The breed is not known to bark at strangers and can often be a ‘gentle giant’ with people they don’t know.
They may be brave warriors but not necessarily aggressive in nature, rendering them less effective ‘on watch’.
6. They have had many job roles – including man’s best friend
Historically the Irish wolfhound was bred to hunt wolves, Irish elk, and other large prey animals.
They were also used in battle to drag the enemy off horseback.
Ancient art often shows them as companions to their noble master, either standing tall by their side or sprawled across the stone floors of our ancient castles in front of a roaring fire.
In parts of Scotland, Irish wolfhounds were adapted to herd sheep, closely resembling the Scottish deerhound.
Today most Irish wolfhounds have the easier job of either looking fabulous for shows or entertaining the family’s children.
5. The breed dates as far back as before Christ – been about since forever
It is believed that the Irish wolfhound could be found in Ireland as far back as 400 BC when stories were revealed from ancient Rome about gifts of seven ‘canes scotici’ to fight large prey animals like lions and bears.
Scoti is the Latin word for ‘Gaels’ or ‘ancient Irish’, suggesting the wolfhounds had already gained a reputation in Europe.
4. The Irish wolfhound is the original ‘war dog’ – noble and valiant
Only royalty and noblemen were permitted to keep Irish wolfhounds in ancient Ireland.
Armies of up to 300 Irish wolfhounds were kept by some of the High Kings of Ireland, and they often led their master into battle.
The energetic breed was trained to drag the enemy off horses and chariots, making him the original war hero of Ireland.
3. They are gentle giants by nature – who doesn’t want to hug them?
Irish wolfhounds may appear ferocious beasts, but their temperament is quite the opposite. Often referred to as ‘gentle giants’, they make great family pets.
The Irish wolfhound is a super breed around children, although they may knock over little people when excited.
As with all dogs, they need regular exercise, but once an adult, a pleasant daily walk, as well as a large garden to potter in, is enough.
They are only too happy to snuggle up on the sofa with you in the evening or loll around the house on a rainy day.
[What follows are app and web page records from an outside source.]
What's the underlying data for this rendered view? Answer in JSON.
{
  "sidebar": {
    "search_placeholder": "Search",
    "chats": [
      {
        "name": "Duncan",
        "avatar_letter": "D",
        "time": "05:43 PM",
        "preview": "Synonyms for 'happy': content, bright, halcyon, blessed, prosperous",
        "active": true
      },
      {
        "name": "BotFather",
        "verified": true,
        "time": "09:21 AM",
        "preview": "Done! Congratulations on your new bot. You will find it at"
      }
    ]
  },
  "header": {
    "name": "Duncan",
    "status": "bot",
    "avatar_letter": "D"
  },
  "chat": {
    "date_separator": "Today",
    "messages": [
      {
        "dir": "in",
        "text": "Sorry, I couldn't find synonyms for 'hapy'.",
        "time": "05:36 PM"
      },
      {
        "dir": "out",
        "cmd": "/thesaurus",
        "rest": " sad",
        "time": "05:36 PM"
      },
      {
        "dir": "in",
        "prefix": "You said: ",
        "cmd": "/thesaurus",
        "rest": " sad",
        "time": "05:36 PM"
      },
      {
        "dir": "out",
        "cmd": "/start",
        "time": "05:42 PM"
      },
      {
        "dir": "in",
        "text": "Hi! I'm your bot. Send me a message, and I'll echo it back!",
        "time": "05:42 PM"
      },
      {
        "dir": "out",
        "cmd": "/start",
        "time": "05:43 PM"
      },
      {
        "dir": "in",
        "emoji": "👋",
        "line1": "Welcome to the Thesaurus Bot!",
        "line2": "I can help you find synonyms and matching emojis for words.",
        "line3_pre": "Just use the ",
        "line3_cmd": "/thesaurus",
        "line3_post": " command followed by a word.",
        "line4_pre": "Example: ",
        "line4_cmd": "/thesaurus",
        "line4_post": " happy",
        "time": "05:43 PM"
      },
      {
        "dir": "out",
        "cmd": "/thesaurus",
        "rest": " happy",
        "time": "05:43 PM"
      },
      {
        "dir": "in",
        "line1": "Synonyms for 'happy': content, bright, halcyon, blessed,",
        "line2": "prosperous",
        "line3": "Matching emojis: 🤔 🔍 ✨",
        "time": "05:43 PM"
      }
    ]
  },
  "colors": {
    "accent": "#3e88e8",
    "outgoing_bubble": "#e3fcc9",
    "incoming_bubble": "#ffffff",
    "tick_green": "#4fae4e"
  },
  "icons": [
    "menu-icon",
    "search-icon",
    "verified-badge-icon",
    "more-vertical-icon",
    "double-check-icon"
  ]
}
2. Irish Wolfhounds are nicknamed ‘the heartbreak dog’ – one of the top facts about the Irish wolfhound
To own an Irish wolfhound is a truly special experience, but before embarking on the journey with your new best friend, please consider the number of health issues that can possibly hinder your new fur baby.
Gastric problems, heart disease, and tumours are just some of the life-threatening conditions that occur in giant breeds.
Their elegant height may be what attracts you to these dogs, but with it comes a life expectancy of just six to ten years, leaving a massive hole in your life long before you’re ready to say goodbye.
1. Irish wolfhounds are waiting to meet you in Ireland – grab a cuddle if you can
If this article has left you desperate to meet an Irish wolfhound for yourself, head for the west of Ireland.
You can meet resident wolfhounds, Garvan and Cronan, at the stunning Ashford Castle in County Mayo, or travel to County Clare to admire Meabh and Saoirse, two gorgeous dogs living in the grounds of Bunratty Castle and medieval folk village.
These gentle giants can often be found taking a stroll around the castle grounds and are more than happy to be admired and stroked.
We have no doubt you will be left with the same lasting impression this noble Irish breed has had on our heritage throughout the ages.